Kingdoms of Amalur is the first big game out the the studio founded by Red Sox Pitching Ace, Curt Schilling. It also employed the artistic skills of Todd McFarlane, and the storytelling power of R.A. Salvatore. You will take on the roll of a character who has already died, and yet somehow was able to return to life thanks to a device called the Well of Souls. You will not be able to remember your previous life, but you will have an advantage to all that live within the realms, you are outside of fate's control, and you can also affect other people's fates as well. You'll have to journey the lands of Amalur, leveling up your character, building your character back up to what they once were. Along the way you'll have to take on numerous quests, and you'll also be given special bonuses for exploring the world.
Graphically this game is going to feel like World of Warcraft. The slightly cartoony and light color palette definitely feel borrowed. Thankfully, though, the character models and map do feel unique. Sure there are going to be a ton of characters with like faces, and of course all the enemies of a type are going to look different, even some of the enemies that actually have a unique name. There is a problem that happens from time to time when you're dealing with unlevel terrain that may cause the camera to go underneath the ground layer, and there's also an issue with dealing with a massive amount of enemies on the screen and you trying to pull off special attacks, it's a noticeable slow down. Speaking of the special attacks, I really enjoyed them, and I think most will, but I will warn you of this, you're going to have to use them over and over and over again if you're going to survive till the end.
The music for the game was an experience, and I wish it was in a good way. Constantly when there was a change in music I would have a "I've heard this before" moment. There are times where the music sounds like it came out of a Harry Potter movie, there are other times where it sounds like the music came from Ghost Busters. The voice acting for the most part was pretty good, but there was a constant issue with syncing the voices to the movement of the characters lips that really took away from the game. There was also several times where the directional sound felt off. There were also several times where there were multiple audio tracks occurring that left everything being said unintelligible.

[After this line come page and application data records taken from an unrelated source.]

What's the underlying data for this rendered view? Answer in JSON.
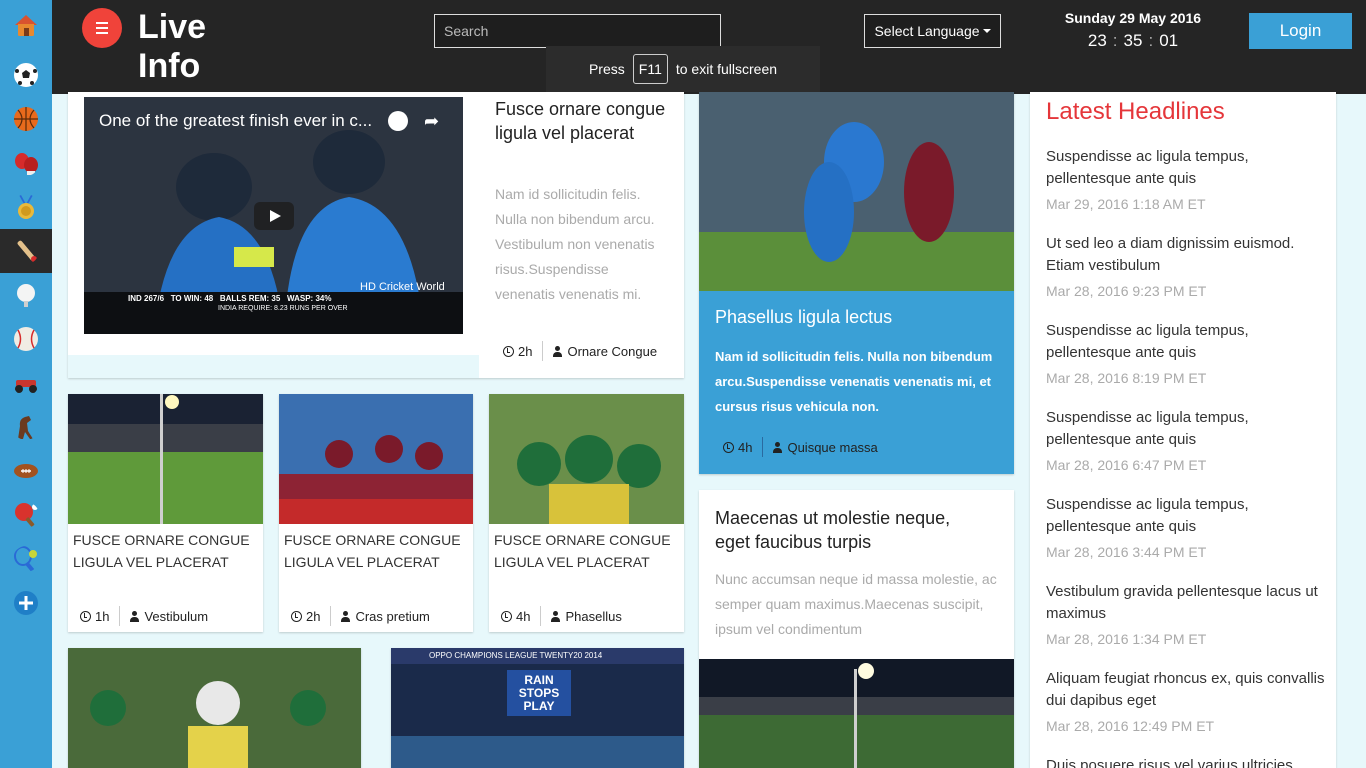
{
  "app": {
    "logo_line1": "Live",
    "logo_line2": "Info"
  },
  "sidebar": {
    "items": [
      {
        "name": "home-icon",
        "color": "#e8892f"
      },
      {
        "name": "soccer-icon",
        "color": "#ffffff"
      },
      {
        "name": "basketball-icon",
        "color": "#e86a1c"
      },
      {
        "name": "boxing-icon",
        "color": "#d62b2b"
      },
      {
        "name": "medal-icon",
        "color": "#e9b93a"
      },
      {
        "name": "cricket-icon",
        "color": "#e3c08a",
        "active": true
      },
      {
        "name": "golf-icon",
        "color": "#f4f4f4"
      },
      {
        "name": "baseball-icon",
        "color": "#f0ece4"
      },
      {
        "name": "motorsport-icon",
        "color": "#c9362f"
      },
      {
        "name": "horse-racing-icon",
        "color": "#6b3a1f"
      },
      {
        "name": "american-football-icon",
        "color": "#a2521f"
      },
      {
        "name": "table-tennis-icon",
        "color": "#d9332d"
      },
      {
        "name": "tennis-icon",
        "color": "#c8d63a"
      },
      {
        "name": "more-sports-icon",
        "color": "#1f7fc7"
      }
    ]
  },
  "header": {
    "search_placeholder": "Search",
    "language_label": "Select Language",
    "date": "Sunday 29 May 2016",
    "time_h": "23",
    "time_m": "35",
    "time_s": "01",
    "login_label": "Login"
  },
  "fullscreen_notice": {
    "press": "Press",
    "key": "F11",
    "rest": "to exit fullscreen"
  },
  "featured": {
    "video_title": "One of the greatest finish ever in c...",
    "video_watermark": "HD Cricket World",
    "scorebar": "IND 267/6   TO WIN: 48   BALLS REM: 35   WASP: 34%",
    "scorebar_sub": "INDIA REQUIRE: 8.23 RUNS PER OVER",
    "title": "Fusce ornare congue ligula vel placerat",
    "desc": "Nam id sollicitudin felis. Nulla non bibendum arcu. Vestibulum non venenatis risus.Suspendisse venenatis venenatis mi.",
    "time": "2h",
    "author": "Ornare Congue"
  },
  "small_cards": [
    {
      "caption": "Fusce ornare congue ligula vel placerat",
      "time": "1h",
      "author": "Vestibulum"
    },
    {
      "caption": "Fusce ornare congue ligula vel placerat",
      "time": "2h",
      "author": "Cras pretium"
    },
    {
      "caption": "Fusce ornare congue ligula vel placerat",
      "time": "4h",
      "author": "Phasellus"
    }
  ],
  "bottom_images": {
    "rain_sign": "RAIN STOPS PLAY",
    "banner": "OPPO CHAMPIONS LEAGUE TWENTY20 2014"
  },
  "blue_card": {
    "title": "Phasellus ligula lectus",
    "desc": "Nam id sollicitudin felis. Nulla non bibendum arcu.Suspendisse venenatis venenatis mi, et cursus risus vehicula non.",
    "time": "4h",
    "author": "Quisque massa"
  },
  "text_card": {
    "title": "Maecenas ut molestie neque, eget faucibus turpis",
    "desc": "Nunc accumsan neque id massa molestie, ac semper quam maximus.Maecenas suscipit, ipsum vel condimentum"
  },
  "headlines": {
    "title": "Latest Headlines",
    "items": [
      {
        "text": "Suspendisse ac ligula tempus, pellentesque ante quis",
        "time": "Mar 29, 2016 1:18 AM ET"
      },
      {
        "text": "Ut sed leo a diam dignissim euismod. Etiam vestibulum",
        "time": "Mar 28, 2016 9:23 PM ET"
      },
      {
        "text": "Suspendisse ac ligula tempus, pellentesque ante quis",
        "time": "Mar 28, 2016 8:19 PM ET"
      },
      {
        "text": "Suspendisse ac ligula tempus, pellentesque ante quis",
        "time": "Mar 28, 2016 6:47 PM ET"
      },
      {
        "text": "Suspendisse ac ligula tempus, pellentesque ante quis",
        "time": "Mar 28, 2016 3:44 PM ET"
      },
      {
        "text": "Vestibulum gravida pellentesque lacus ut maximus",
        "time": "Mar 28, 2016 1:34 PM ET"
      },
      {
        "text": "Aliquam feugiat rhoncus ex, quis convallis dui dapibus eget",
        "time": "Mar 28, 2016 12:49 PM ET"
      },
      {
        "text": "Duis posuere risus vel varius ultricies",
        "time": ""
      }
    ]
  },
  "colors": {
    "accent": "#3aa0d6",
    "header_bg": "#252525",
    "headline_red": "#e5363a",
    "menu_red": "#f0433a"
  }
}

The controls of the game are quick to pick up, and you're going to want to know them very well when it comes to using the right trigger and/or the A, X, B, and Y buttons. The buttons are going to be your bread and butter, and if your fingers are low on endurance, you might want to get some training in because you're going to be spamming the buttons to get through enemies.
So the story has your character dead before the game starts, and then you spend the game taking on enemy after enemy, quest after quest, inch after inch of the map. By doing all of these acts your character will slowly level up and become the type of character you want them to be. The classes basically break down into three categories, Finesse, Might, and Magic. You'll be given three points per level to craft your character with different skills, as well as proficiencies. There's also certain milestones that can be reach with a given amount of points allocated to the classes. When you get to one of these you can gain additional benefits for your character.
There are a ton of items, and even more that you can create to make the best killing machine that you can. There is a point in the game, however, where items that you pick up in your adventure stop being useful to you, and only serve to clog up your inventory, or allow you to have massive amounts of materials for future projects, most of which you'll never do as they will not cause you character any better bonuses than their current one.
For me there was a point in the game where I was done with the side quests, and I kind of wish that I had focused more on the faction quests as they were more unique than your go here and get that quest that became the main side quest. The main quest, though, I really enjoyed, I was just afraid that if I tried to take it on too fast that I wouldn't make it to the end, so I spent over 107 hours in this game to make sure that that would not occur.
With all the flaws, and some of the pieces that just fell short of my expectations, I still have to say that this game is worth a look at if you're in the market for a hack and slash adventure. I would assume that some of the issues might only be for the XBOX 360, but with that said there's still those issues, so I'm going to have to say that this game gets a 7.1 out of 10.